IO::Async::Loop::Poll(3) use IO::Async with poll(2)


Normally an instance of this class would not be directly constructed by a program. It may however, be useful for runinng IO::Async with an existing program already using an "IO::Poll" object.

use IO::Poll;
use IO::Async::Loop::Poll;
my $poll = IO::Poll->new;
my $loop = IO::Async::Loop::Poll->new( poll => $poll );
$loop->add( ... );
while(1) {
my $timeout = ...
my $ret = $poll->poll( $timeout );


This subclass of IO::Async::Loop uses the poll(2) system call to perform read-ready and write-ready tests.

By default, this loop will use the underlying "poll()" system call directly, bypassing the usual IO::Poll object wrapper around it because of a number of bugs and design flaws in that class; namely

However, to integrate with existing code that uses an "IO::Poll" object, a "post_poll" can be called immediately after the "poll" method that "IO::Poll" object. The appropriate mask bits are maintained on the "IO::Poll" object when notifiers are added or removed from the loop, or when they change their "want_*" status. The "post_poll" method inspects the result bits and invokes the "on_read_ready" or "on_write_ready" methods on the notifiers.

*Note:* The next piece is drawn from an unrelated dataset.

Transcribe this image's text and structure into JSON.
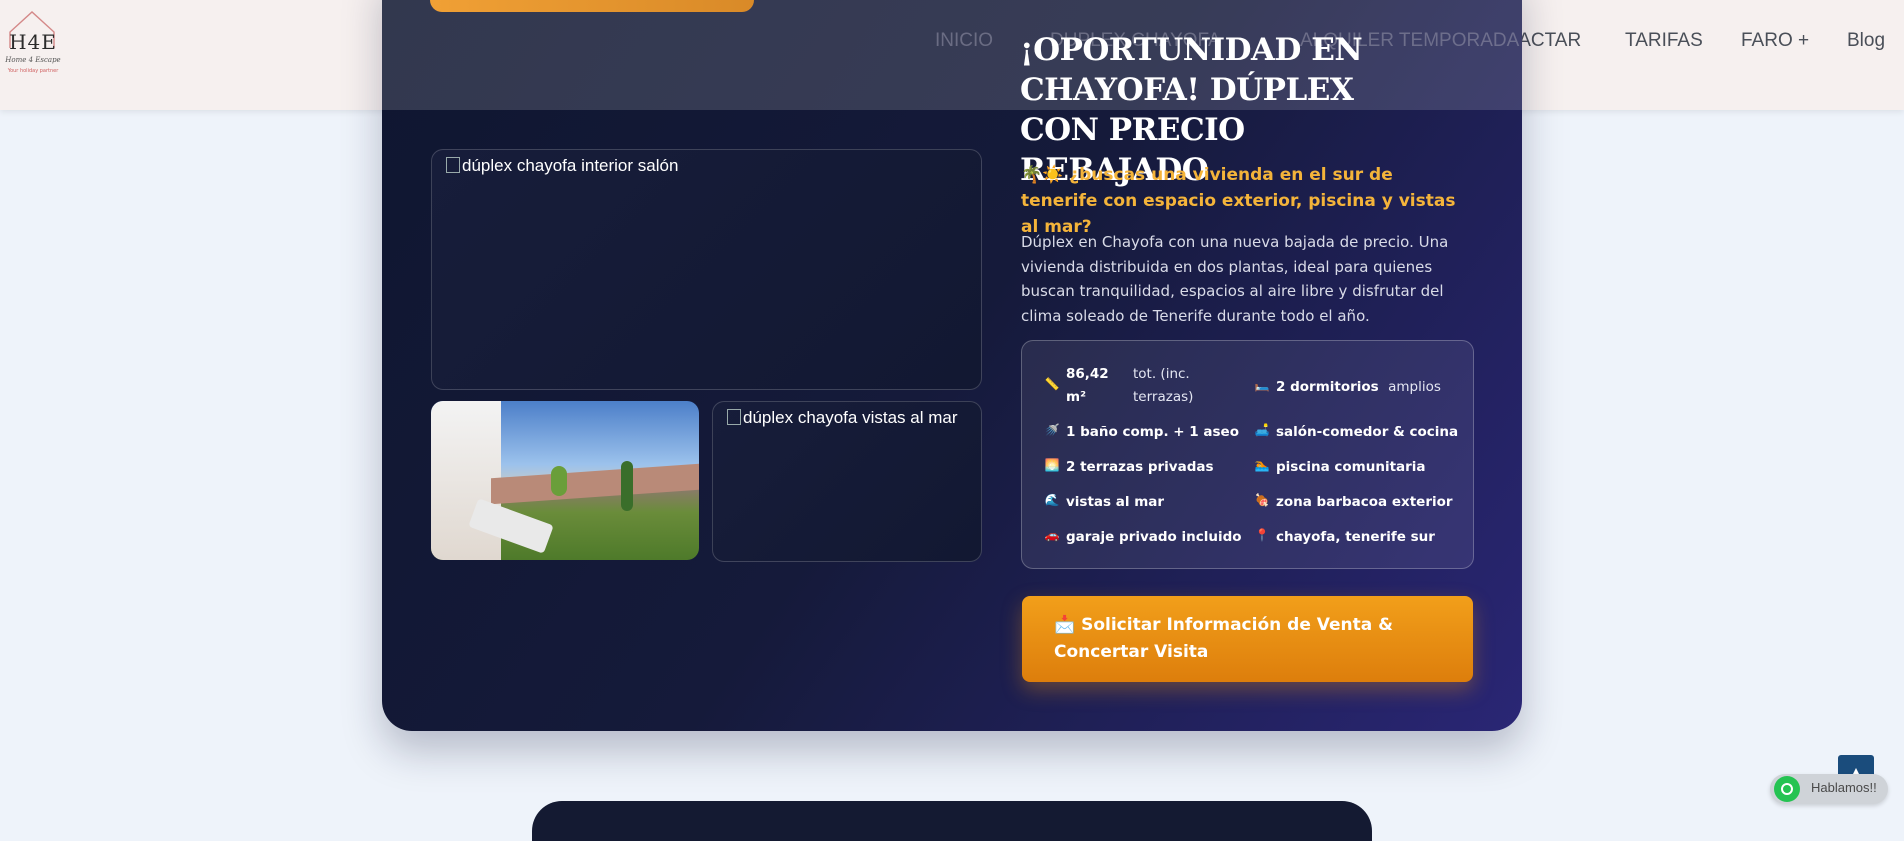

   $loop = IO::Async::Loop::Poll->new( %args )

This function returns a new instance of a "IO::Async::Loop::Poll" object. It takes the following named arguments:

The "IO::Poll" object to use for notification. Optional; if a value is not given, the underlying "IO::Poll::_poll()" function is invoked directly, outside of the object wrapping.



   $count = $loop->post_poll

This method checks the returned event list from a "IO::Poll::poll" call, and calls any of the notification methods or callbacks that are appropriate. It returns the total number of callbacks that were invoked; that is, the total number of "on_read_ready" and "on_write_ready" callbacks for "watch_io", and "watch_time" event callbacks.


   $count = $loop->loop_once( $timeout )

This method calls the "poll" method on the stored "IO::Poll" object, passing in the value of $timeout, and then runs the "post_poll" method on itself. It returns the total number of callbacks invoked by the "post_poll" method, or "undef" if the underlying "poll" method returned an error.


Paul Evans <[email protected]>